EXERCISE INPUT section start
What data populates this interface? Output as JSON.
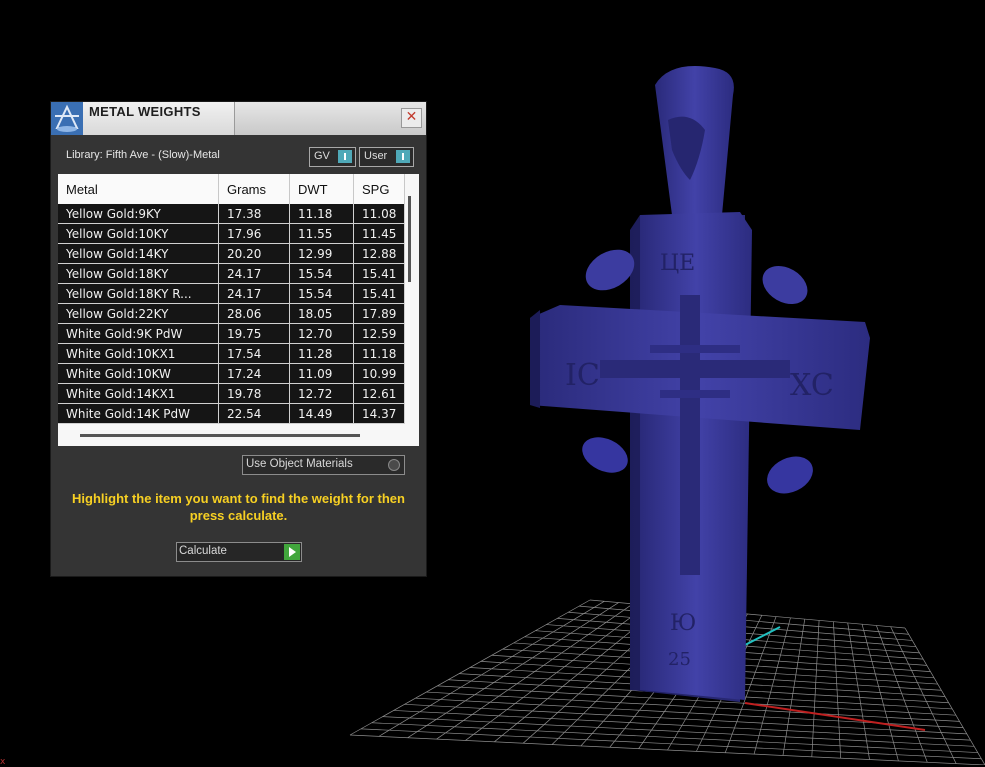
{
  "panel": {
    "title": "METAL WEIGHTS",
    "close_icon": "close-icon",
    "library_label": "Library: Fifth Ave - (Slow)-Metal",
    "toggles": [
      {
        "label": "GV",
        "on": true
      },
      {
        "label": "User",
        "on": true
      }
    ],
    "table": {
      "headers": [
        "Metal",
        "Grams",
        "DWT",
        "SPG"
      ],
      "rows": [
        [
          "Yellow Gold:9KY",
          "17.38",
          "11.18",
          "11.08"
        ],
        [
          "Yellow Gold:10KY",
          "17.96",
          "11.55",
          "11.45"
        ],
        [
          "Yellow Gold:14KY",
          "20.20",
          "12.99",
          "12.88"
        ],
        [
          "Yellow Gold:18KY",
          "24.17",
          "15.54",
          "15.41"
        ],
        [
          "Yellow Gold:18KY R...",
          "24.17",
          "15.54",
          "15.41"
        ],
        [
          "Yellow Gold:22KY",
          "28.06",
          "18.05",
          "17.89"
        ],
        [
          "White Gold:9K PdW",
          "19.75",
          "12.70",
          "12.59"
        ],
        [
          "White Gold:10KX1",
          "17.54",
          "11.28",
          "11.18"
        ],
        [
          "White Gold:10KW",
          "17.24",
          "11.09",
          "10.99"
        ],
        [
          "White Gold:14KX1",
          "19.78",
          "12.72",
          "12.61"
        ],
        [
          "White Gold:14K PdW",
          "22.54",
          "14.49",
          "14.37"
        ]
      ]
    },
    "use_object_materials": "Use Object Materials",
    "hint_text": "Highlight the item you want to find the weight for then press calculate.",
    "calculate_label": "Calculate",
    "accent_color": "#f7d023",
    "toggle_color": "#4fa9b8",
    "play_color": "#41a63c"
  },
  "viewport": {
    "model": "cross pendant",
    "model_color": "#3c3c9a",
    "grid_color": "#9a9a9a",
    "x_axis_color": "#c02020",
    "y_axis_color": "#20c0c0"
  },
  "corner_glyph": "x"
}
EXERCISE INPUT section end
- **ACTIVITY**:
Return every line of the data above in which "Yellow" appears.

- **EXERCISE RESPONSE**:
          "Yellow Gold:9KY",
          "Yellow Gold:10KY",
          "Yellow Gold:14KY",
          "Yellow Gold:18KY",
          "Yellow Gold:18KY R...",
          "Yellow Gold:22KY",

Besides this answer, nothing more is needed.